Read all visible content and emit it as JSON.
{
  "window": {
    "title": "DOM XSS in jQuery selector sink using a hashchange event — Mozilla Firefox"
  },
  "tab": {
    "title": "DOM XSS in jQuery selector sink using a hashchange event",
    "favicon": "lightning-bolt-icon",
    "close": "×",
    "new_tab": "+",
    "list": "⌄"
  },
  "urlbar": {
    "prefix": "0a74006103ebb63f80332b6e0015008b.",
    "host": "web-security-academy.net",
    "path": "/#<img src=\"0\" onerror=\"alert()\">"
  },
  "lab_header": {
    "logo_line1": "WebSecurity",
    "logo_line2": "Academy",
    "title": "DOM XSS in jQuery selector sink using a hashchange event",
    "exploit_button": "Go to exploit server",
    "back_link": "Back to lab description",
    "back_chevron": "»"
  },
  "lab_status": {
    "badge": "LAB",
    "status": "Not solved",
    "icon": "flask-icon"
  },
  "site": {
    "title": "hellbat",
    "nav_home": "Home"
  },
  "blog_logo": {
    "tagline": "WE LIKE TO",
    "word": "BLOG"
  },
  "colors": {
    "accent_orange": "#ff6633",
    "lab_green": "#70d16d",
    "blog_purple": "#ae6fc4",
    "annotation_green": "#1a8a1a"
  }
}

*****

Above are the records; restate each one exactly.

• _Exercise output_
Read all visible content and emit it as JSON.
{
  "window": {
    "title": "DOM XSS in jQuery selector sink using a hashchange event — Mozilla Firefox"
  },
  "tab": {
    "title": "DOM XSS in jQuery selector sink using a hashchange event",
    "favicon": "lightning-bolt-icon",
    "close": "×",
    "new_tab": "+",
    "list": "⌄"
  },
  "urlbar": {
    "prefix": "0a74006103ebb63f80332b6e0015008b.",
    "host": "web-security-academy.net",
    "path": "/#<img src=\"0\" onerror=\"alert()\">"
  },
  "lab_header": {
    "logo_line1": "WebSecurity",
    "logo_line2": "Academy",
    "title": "DOM XSS in jQuery selector sink using a hashchange event",
    "exploit_button": "Go to exploit server",
    "back_link": "Back to lab description",
    "back_chevron": "»"
  },
  "lab_status": {
    "badge": "LAB",
    "status": "Not solved",
    "icon": "flask-icon"
  },
  "site": {
    "title": "hellbat",
    "nav_home": "Home"
  },
  "blog_logo": {
    "tagline": "WE LIKE TO",
    "word": "BLOG"
  },
  "colors": {
    "accent_orange": "#ff6633",
    "lab_green": "#70d16d",
    "blog_purple": "#ae6fc4",
    "annotation_green": "#1a8a1a"
  }
}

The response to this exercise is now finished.